Instructions to follow
Wherever a picture appears in the listing, leave it out, and copy the rest exactly.

Records shown
--------------------------------------------------

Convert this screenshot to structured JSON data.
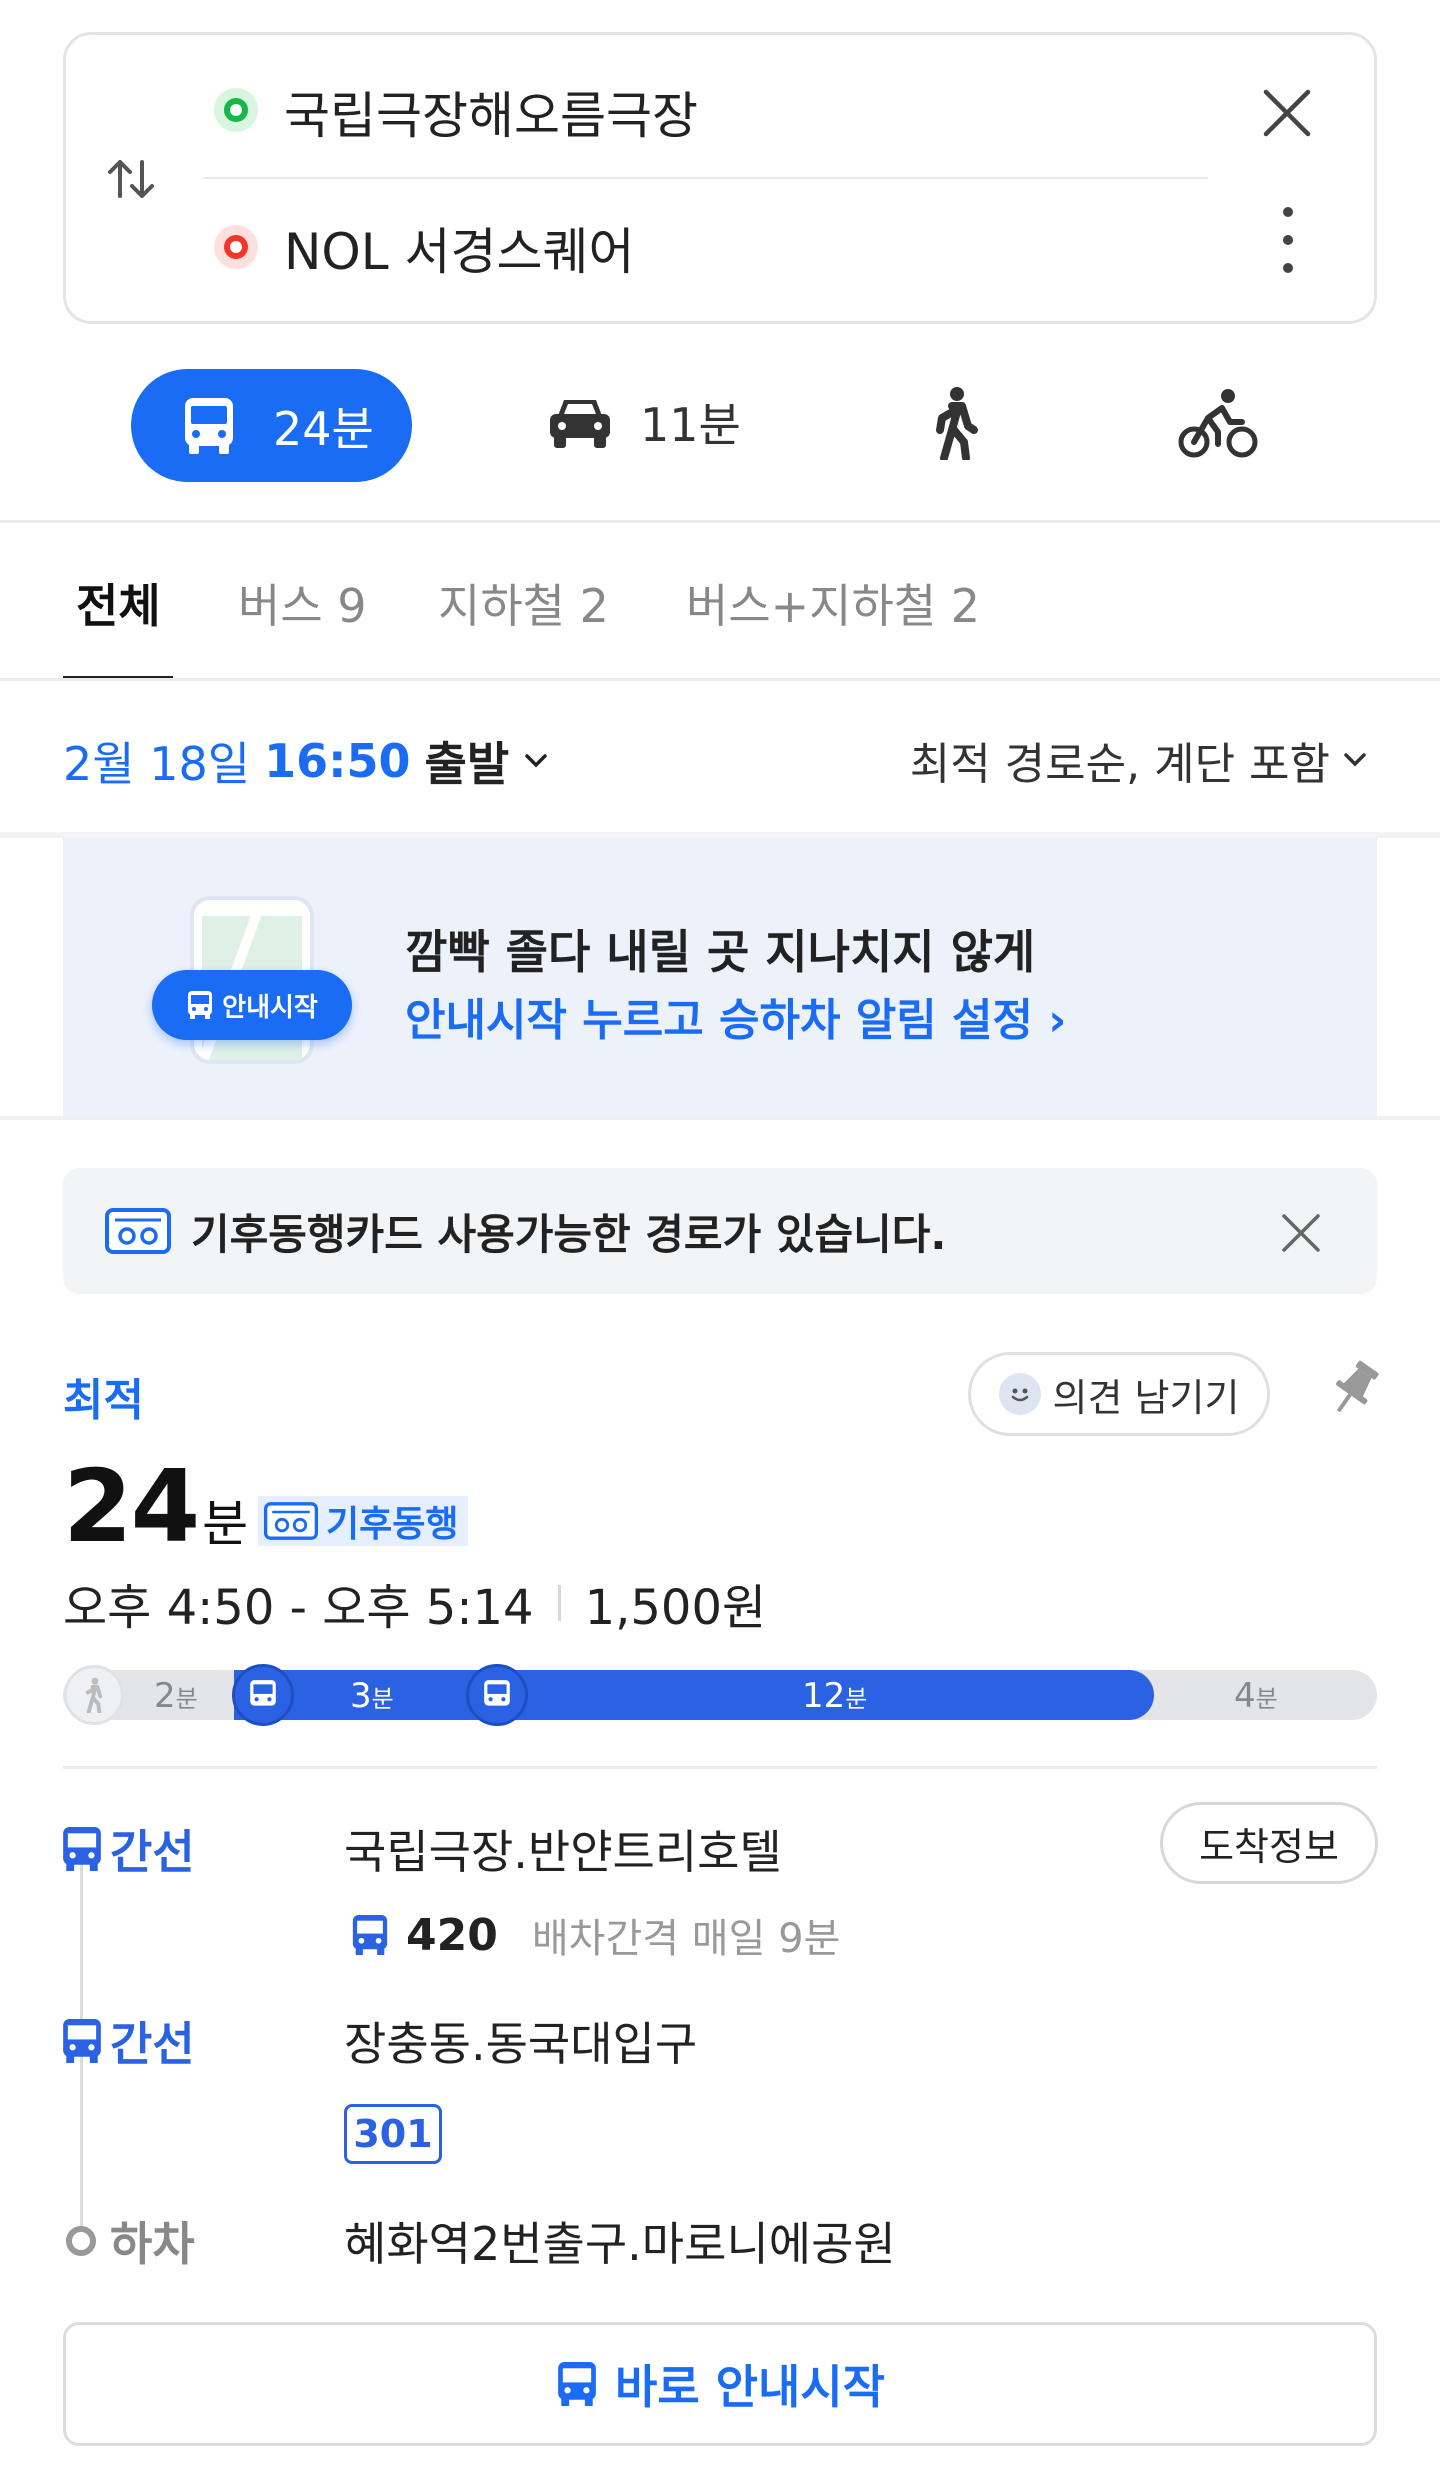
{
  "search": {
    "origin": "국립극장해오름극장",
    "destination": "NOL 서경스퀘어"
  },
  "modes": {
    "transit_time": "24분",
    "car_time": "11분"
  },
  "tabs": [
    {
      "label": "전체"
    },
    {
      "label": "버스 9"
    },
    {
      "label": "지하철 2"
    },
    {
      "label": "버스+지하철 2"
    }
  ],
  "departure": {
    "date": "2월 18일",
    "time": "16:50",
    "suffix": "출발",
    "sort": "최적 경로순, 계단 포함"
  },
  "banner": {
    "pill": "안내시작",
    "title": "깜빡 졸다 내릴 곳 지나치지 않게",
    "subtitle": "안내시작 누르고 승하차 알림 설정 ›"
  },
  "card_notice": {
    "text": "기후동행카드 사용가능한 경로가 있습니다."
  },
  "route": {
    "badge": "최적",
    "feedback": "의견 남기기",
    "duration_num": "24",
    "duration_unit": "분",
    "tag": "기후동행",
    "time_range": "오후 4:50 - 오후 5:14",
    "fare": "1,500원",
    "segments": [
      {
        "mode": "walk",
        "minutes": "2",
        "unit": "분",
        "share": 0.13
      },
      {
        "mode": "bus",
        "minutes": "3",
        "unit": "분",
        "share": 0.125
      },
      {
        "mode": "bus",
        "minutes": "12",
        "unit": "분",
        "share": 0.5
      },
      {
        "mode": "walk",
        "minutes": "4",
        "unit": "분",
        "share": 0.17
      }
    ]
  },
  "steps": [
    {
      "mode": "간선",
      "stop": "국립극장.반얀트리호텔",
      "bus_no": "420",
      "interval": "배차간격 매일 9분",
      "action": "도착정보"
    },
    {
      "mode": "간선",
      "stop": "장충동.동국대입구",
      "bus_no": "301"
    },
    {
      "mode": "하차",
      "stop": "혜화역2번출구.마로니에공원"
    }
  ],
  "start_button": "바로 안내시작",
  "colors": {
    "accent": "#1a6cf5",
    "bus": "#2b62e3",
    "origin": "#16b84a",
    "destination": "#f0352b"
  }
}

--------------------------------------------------

Answer to this exercise
Convert this screenshot to structured JSON data.
{
  "search": {
    "origin": "국립극장해오름극장",
    "destination": "NOL 서경스퀘어"
  },
  "modes": {
    "transit_time": "24분",
    "car_time": "11분"
  },
  "tabs": [
    {
      "label": "전체"
    },
    {
      "label": "버스 9"
    },
    {
      "label": "지하철 2"
    },
    {
      "label": "버스+지하철 2"
    }
  ],
  "departure": {
    "date": "2월 18일",
    "time": "16:50",
    "suffix": "출발",
    "sort": "최적 경로순, 계단 포함"
  },
  "banner": {
    "pill": "안내시작",
    "title": "깜빡 졸다 내릴 곳 지나치지 않게",
    "subtitle": "안내시작 누르고 승하차 알림 설정 ›"
  },
  "card_notice": {
    "text": "기후동행카드 사용가능한 경로가 있습니다."
  },
  "route": {
    "badge": "최적",
    "feedback": "의견 남기기",
    "duration_num": "24",
    "duration_unit": "분",
    "tag": "기후동행",
    "time_range": "오후 4:50 - 오후 5:14",
    "fare": "1,500원",
    "segments": [
      {
        "mode": "walk",
        "minutes": "2",
        "unit": "분",
        "share": 0.13
      },
      {
        "mode": "bus",
        "minutes": "3",
        "unit": "분",
        "share": 0.125
      },
      {
        "mode": "bus",
        "minutes": "12",
        "unit": "분",
        "share": 0.5
      },
      {
        "mode": "walk",
        "minutes": "4",
        "unit": "분",
        "share": 0.17
      }
    ]
  },
  "steps": [
    {
      "mode": "간선",
      "stop": "국립극장.반얀트리호텔",
      "bus_no": "420",
      "interval": "배차간격 매일 9분",
      "action": "도착정보"
    },
    {
      "mode": "간선",
      "stop": "장충동.동국대입구",
      "bus_no": "301"
    },
    {
      "mode": "하차",
      "stop": "혜화역2번출구.마로니에공원"
    }
  ],
  "start_button": "바로 안내시작",
  "colors": {
    "accent": "#1a6cf5",
    "bus": "#2b62e3",
    "origin": "#16b84a",
    "destination": "#f0352b"
  }
}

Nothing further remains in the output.